§ Try it:
Output the records exactly, every one of them.

■ ■ ■

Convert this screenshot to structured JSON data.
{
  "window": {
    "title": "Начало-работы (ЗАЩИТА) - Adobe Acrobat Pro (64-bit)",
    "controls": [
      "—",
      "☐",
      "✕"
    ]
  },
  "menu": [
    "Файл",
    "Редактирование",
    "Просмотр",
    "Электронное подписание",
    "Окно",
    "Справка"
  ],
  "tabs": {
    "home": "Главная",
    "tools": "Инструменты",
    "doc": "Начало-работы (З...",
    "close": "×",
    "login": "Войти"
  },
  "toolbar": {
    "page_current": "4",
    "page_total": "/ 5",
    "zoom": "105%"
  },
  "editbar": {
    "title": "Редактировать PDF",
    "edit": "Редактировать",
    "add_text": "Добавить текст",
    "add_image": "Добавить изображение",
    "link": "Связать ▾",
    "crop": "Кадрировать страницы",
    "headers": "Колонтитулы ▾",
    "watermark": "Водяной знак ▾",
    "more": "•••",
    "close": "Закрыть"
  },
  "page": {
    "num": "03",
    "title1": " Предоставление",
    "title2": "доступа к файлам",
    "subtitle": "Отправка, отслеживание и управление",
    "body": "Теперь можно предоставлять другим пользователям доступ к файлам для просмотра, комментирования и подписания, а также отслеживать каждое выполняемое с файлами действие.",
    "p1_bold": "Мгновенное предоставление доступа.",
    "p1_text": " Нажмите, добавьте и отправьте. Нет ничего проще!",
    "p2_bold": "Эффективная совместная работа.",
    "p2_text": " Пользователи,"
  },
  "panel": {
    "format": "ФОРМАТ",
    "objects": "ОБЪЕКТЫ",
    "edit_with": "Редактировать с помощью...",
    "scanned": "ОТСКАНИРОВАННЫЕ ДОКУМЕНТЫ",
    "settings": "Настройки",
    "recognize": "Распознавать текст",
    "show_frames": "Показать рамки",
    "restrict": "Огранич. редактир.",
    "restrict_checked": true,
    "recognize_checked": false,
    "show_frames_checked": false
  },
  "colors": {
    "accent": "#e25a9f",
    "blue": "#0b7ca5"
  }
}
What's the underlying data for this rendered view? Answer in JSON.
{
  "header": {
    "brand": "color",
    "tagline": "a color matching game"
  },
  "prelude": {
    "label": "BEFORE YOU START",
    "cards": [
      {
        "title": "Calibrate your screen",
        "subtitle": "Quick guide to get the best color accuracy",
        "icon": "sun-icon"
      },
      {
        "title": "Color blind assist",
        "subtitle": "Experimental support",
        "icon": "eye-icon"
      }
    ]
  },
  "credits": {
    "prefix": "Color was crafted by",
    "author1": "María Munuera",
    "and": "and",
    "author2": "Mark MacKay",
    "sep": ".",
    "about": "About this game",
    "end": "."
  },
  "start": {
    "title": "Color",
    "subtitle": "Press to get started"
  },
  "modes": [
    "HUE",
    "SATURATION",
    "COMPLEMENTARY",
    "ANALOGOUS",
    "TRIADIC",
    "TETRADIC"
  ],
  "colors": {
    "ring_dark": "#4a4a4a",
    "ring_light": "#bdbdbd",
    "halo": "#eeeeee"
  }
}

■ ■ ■

§ Answer section:
Convert this screenshot to structured JSON data.
{
  "window": {
    "title": "Начало-работы (ЗАЩИТА) - Adobe Acrobat Pro (64-bit)",
    "controls": [
      "—",
      "☐",
      "✕"
    ]
  },
  "menu": [
    "Файл",
    "Редактирование",
    "Просмотр",
    "Электронное подписание",
    "Окно",
    "Справка"
  ],
  "tabs": {
    "home": "Главная",
    "tools": "Инструменты",
    "doc": "Начало-работы (З...",
    "close": "×",
    "login": "Войти"
  },
  "toolbar": {
    "page_current": "4",
    "page_total": "/ 5",
    "zoom": "105%"
  },
  "editbar": {
    "title": "Редактировать PDF",
    "edit": "Редактировать",
    "add_text": "Добавить текст",
    "add_image": "Добавить изображение",
    "link": "Связать ▾",
    "crop": "Кадрировать страницы",
    "headers": "Колонтитулы ▾",
    "watermark": "Водяной знак ▾",
    "more": "•••",
    "close": "Закрыть"
  },
  "page": {
    "num": "03",
    "title1": " Предоставление",
    "title2": "доступа к файлам",
    "subtitle": "Отправка, отслеживание и управление",
    "body": "Теперь можно предоставлять другим пользователям доступ к файлам для просмотра, комментирования и подписания, а также отслеживать каждое выполняемое с файлами действие.",
    "p1_bold": "Мгновенное предоставление доступа.",
    "p1_text": " Нажмите, добавьте и отправьте. Нет ничего проще!",
    "p2_bold": "Эффективная совместная работа.",
    "p2_text": " Пользователи,"
  },
  "panel": {
    "format": "ФОРМАТ",
    "objects": "ОБЪЕКТЫ",
    "edit_with": "Редактировать с помощью...",
    "scanned": "ОТСКАНИРОВАННЫЕ ДОКУМЕНТЫ",
    "settings": "Настройки",
    "recognize": "Распознавать текст",
    "show_frames": "Показать рамки",
    "restrict": "Огранич. редактир.",
    "restrict_checked": true,
    "recognize_checked": false,
    "show_frames_checked": false
  },
  "colors": {
    "accent": "#e25a9f",
    "blue": "#0b7ca5"
  }
}
What's the underlying data for this rendered view? Answer in JSON.
{
  "header": {
    "brand": "color",
    "tagline": "a color matching game"
  },
  "prelude": {
    "label": "BEFORE YOU START",
    "cards": [
      {
        "title": "Calibrate your screen",
        "subtitle": "Quick guide to get the best color accuracy",
        "icon": "sun-icon"
      },
      {
        "title": "Color blind assist",
        "subtitle": "Experimental support",
        "icon": "eye-icon"
      }
    ]
  },
  "credits": {
    "prefix": "Color was crafted by",
    "author1": "María Munuera",
    "and": "and",
    "author2": "Mark MacKay",
    "sep": ".",
    "about": "About this game",
    "end": "."
  },
  "start": {
    "title": "Color",
    "subtitle": "Press to get started"
  },
  "modes": [
    "HUE",
    "SATURATION",
    "COMPLEMENTARY",
    "ANALOGOUS",
    "TRIADIC",
    "TETRADIC"
  ],
  "colors": {
    "ring_dark": "#4a4a4a",
    "ring_light": "#bdbdbd",
    "halo": "#eeeeee"
  }
}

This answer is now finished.